Although Hyecho records observing only Mahayana and Hinayana in Kashmir, by the eighth century the valley was already a hotbed for tantric Buddhism, or Vajrayana. These traditions rely on ritual manuals called tantras, which emerged in northern India beginning around the sixth century. The tantras prescribe powerful methods that employ intensive meditative and ritual practices, frequently utilizing cosmic diagrams (mandalas) and efficacious utterances (mantras). So potent are these practices that they require initiation by a guru and, when performed correctly, bestow buddhahood in this lifetime.
The pantheon of buddhas and bodhisattvas common to other Buddhist traditions is expanded in Vajrayana. Integral to tantric practices are wrathful deities and divine couples in sexual union, as well as buddhas such as Vajrasattva, who embody the indestructibility of buddhahood as reflected in the term vajra, or thunderbolt. This Vajrasattva, with the silver-inlaid eyes and three-point crown typical of Kashmiri bronzes of this period, holds a vajra scepter in his right hand. As a ritual implement, the vajra represents compassion and the bell, held in his left hand, represents wisdom—the two elements necessary for attaining buddhahood.
Artistic and religious ideas from surrounding areas circulated throughout the valley of Kashmir, creating fertile ground for experimentation, innovation, and the development of uniquely Kashmiri traditions. When Hyecho traveled through this area, he would have encountered both Buddhist and Hindu manifestations of Kashmiri ingenuity. Famous for its contributions to tantric and devotional traditions of Hinduism, Kashmir is also well-known for producing exquisitely refined art to accommodate the worshippers of Shiva, Vishnu, and the various Hindu goddesses, like Lakshmi, who is depicted here.
This sculpture of the goddess of good fortune displays the remarkable way in which Kashmiri artists incorporated elements of the artistic styles of its neighbors, transforming them into a distinctively new form. The pleated drapery of her robe and the cornucopia-topped scepter point to the Roman-inspired sculpture of Gandhara, while her three-crescent crown is derived from Persian models. Her direct, outward gaze, her lotus pedestal, and her lustration by male attendants, however, indicate an inventive step toward a Kashmiri style of Hindu sculpture.

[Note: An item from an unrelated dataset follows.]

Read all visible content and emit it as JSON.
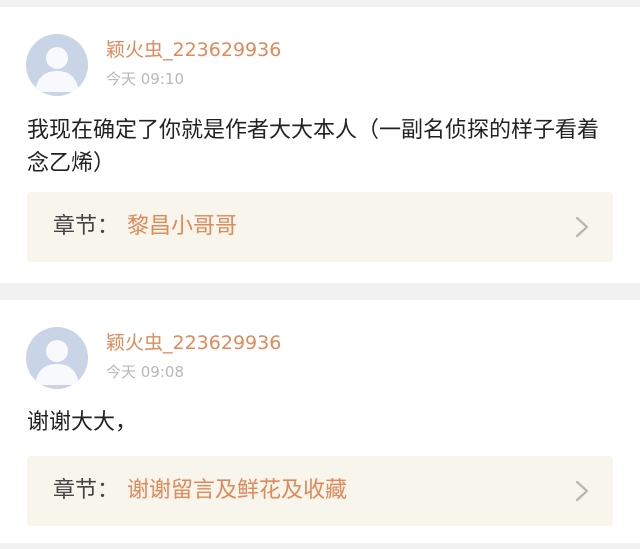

Because Kashmir was an important crossroads of trade, center of Buddhist learning, and destination for pilgrims, Kashmiri art and artistic ideas dispersed across Asia, carried in the minds and arms of those who traveled there. This painting of a bodhisattva was discovered at the Silk Road outpost and significant Buddhist site, Dunhuang, located in far northwestern China. Certain elements in this piece, however, point to the Kashmiri roots of its painting style. The bodhisattva’s three-point crown and bejeweled ornaments, his tightly-wrapped, striped dhoti, and the floral scarf tied around his waist are features executed in Kashmiri style. The bright white pigment that colors his large, almond-shaped eyes evokes the silver-inlaid eyes of Kashmiri bronzes. While it is possible that it was painted in a Kashmiri style at Dunhuang, the type of silk and the dimensions of the banner indicate that it was likely painted closer to Kashmir—potentially in the kingdom of Khotan—and brought to China. One wonders if Hyecho would have noticed the echoes of Kashmir as he traveled onward, arriving at Dunhuang months later.